But more persists in this film than the fervor of a rationalist trying to move toward an explanation of everything—of more than everything. His very life apostrophizes the work being done in that life. Here is a scientist saved for science by science. Before the invention and development of computer technology and all the other sophisticated devices that make his being possible, he would long since have been merely a sad case, a mute prisoner within a useless body. He stands (figuratively, alas) in the forefront of science because other scientists have made it possible—almost a science-fiction figure, a nearly disembodied brain.

Within that empowerment by science, something seems to be happening for which scientific thought and research are ultimately only the medium. When we hear the deaf Beethoven's music or look at the maimed Renoir's paintings, we mutter about courage, physical and moral, about the fire of genius overcoming handicaps. Beneath that fire, however, there is another: the fire of self, the refusal of the ego, sheer ego, to be slighted by fate.

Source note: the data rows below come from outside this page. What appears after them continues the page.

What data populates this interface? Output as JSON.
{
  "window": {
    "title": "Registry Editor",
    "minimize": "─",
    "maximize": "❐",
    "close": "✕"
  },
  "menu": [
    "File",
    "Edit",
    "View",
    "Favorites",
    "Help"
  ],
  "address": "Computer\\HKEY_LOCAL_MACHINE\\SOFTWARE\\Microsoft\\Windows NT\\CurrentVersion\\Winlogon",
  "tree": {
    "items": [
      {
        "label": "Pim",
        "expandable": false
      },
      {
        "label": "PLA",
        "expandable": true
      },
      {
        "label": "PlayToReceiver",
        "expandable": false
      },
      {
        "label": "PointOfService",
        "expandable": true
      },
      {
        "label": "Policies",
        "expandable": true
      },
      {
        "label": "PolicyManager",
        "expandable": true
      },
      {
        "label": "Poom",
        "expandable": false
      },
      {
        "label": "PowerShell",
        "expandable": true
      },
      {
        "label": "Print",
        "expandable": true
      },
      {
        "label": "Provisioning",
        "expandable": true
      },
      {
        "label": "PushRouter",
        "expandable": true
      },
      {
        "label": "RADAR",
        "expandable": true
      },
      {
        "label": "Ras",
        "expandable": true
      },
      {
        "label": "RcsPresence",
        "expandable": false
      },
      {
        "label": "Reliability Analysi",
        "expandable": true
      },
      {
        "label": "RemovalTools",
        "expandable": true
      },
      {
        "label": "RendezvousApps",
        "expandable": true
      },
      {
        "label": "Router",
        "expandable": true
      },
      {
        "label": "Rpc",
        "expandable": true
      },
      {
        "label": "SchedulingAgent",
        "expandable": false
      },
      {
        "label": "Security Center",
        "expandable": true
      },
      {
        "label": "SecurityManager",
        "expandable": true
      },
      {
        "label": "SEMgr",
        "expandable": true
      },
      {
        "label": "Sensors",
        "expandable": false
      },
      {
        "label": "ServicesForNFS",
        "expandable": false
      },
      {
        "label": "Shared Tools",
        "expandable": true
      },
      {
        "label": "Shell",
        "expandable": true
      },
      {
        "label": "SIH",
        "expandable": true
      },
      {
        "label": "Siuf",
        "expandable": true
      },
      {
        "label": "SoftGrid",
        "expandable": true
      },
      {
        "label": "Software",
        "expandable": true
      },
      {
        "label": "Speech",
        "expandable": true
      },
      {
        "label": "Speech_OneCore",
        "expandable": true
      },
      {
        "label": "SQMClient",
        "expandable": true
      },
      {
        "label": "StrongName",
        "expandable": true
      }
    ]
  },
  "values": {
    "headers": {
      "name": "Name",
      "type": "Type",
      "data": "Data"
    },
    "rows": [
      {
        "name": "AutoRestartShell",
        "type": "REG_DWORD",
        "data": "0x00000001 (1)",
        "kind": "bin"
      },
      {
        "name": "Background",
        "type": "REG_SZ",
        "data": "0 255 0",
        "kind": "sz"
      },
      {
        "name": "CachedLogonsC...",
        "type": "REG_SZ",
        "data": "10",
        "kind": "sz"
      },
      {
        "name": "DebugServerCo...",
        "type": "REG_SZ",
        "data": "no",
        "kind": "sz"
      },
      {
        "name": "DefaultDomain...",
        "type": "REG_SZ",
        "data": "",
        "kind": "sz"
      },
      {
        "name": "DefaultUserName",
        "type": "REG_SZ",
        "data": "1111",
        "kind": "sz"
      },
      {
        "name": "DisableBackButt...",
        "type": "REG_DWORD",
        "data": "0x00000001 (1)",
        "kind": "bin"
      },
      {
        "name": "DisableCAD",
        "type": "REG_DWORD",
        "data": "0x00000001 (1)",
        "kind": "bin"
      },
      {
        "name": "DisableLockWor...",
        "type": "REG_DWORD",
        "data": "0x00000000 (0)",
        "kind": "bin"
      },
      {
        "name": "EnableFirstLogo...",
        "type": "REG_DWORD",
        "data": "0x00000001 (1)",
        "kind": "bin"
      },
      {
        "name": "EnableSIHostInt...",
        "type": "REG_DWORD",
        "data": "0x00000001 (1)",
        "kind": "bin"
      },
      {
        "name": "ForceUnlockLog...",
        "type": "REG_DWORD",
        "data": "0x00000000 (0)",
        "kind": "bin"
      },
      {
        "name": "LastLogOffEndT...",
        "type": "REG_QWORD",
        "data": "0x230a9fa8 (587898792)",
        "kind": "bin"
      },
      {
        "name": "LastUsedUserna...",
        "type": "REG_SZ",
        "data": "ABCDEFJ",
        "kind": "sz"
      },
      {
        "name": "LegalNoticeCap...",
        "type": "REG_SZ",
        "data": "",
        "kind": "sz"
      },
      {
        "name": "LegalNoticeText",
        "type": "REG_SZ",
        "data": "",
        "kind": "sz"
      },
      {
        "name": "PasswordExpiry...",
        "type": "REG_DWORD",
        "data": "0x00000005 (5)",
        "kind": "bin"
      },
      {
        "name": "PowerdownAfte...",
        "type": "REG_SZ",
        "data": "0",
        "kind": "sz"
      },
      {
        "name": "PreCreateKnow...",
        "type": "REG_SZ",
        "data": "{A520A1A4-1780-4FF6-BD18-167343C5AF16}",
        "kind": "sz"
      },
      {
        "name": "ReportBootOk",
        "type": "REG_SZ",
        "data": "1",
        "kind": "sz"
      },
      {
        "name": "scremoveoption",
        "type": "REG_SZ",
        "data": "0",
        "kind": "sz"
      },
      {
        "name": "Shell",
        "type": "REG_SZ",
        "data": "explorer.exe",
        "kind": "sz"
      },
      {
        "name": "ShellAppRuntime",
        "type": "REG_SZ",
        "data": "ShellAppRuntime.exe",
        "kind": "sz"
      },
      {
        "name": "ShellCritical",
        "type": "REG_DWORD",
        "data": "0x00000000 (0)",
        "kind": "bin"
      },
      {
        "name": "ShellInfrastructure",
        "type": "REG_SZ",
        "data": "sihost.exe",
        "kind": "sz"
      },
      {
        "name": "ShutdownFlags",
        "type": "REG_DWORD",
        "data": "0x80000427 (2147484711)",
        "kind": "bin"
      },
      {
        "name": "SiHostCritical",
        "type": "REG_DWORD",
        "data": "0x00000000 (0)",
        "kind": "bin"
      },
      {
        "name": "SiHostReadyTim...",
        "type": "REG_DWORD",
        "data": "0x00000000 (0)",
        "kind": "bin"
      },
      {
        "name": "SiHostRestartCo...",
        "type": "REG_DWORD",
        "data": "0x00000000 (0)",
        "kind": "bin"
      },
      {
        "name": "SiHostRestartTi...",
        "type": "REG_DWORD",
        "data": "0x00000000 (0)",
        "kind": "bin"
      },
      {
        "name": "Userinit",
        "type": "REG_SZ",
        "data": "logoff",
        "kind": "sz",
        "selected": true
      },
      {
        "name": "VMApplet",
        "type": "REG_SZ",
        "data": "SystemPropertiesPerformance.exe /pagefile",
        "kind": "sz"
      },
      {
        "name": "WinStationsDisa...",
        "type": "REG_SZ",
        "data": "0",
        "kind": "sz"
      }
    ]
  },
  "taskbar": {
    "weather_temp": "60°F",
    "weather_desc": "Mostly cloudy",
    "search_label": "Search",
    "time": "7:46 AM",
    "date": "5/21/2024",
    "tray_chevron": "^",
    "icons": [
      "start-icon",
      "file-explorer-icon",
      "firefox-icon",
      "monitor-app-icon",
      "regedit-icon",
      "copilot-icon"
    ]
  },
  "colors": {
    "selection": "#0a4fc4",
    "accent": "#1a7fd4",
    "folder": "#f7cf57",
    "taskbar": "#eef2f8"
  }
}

Few of us can judge Hawking's intellect, but any of us can sense that fire, that insistence of self on self. Stephen Hawking (thinks Stephen Hawking) is going to have only one chance, one time around, and before he slips into infinity, Hawking wants Hawking to make that chance the fullest one possible. He is the sole guardian of his particular collection of brain cells and curiosities, and illness or not, he seems amiably imperious in his intent to make the most of them. For this reason, along with several others, Morris's film about him is viscerally and intellectually thrilling.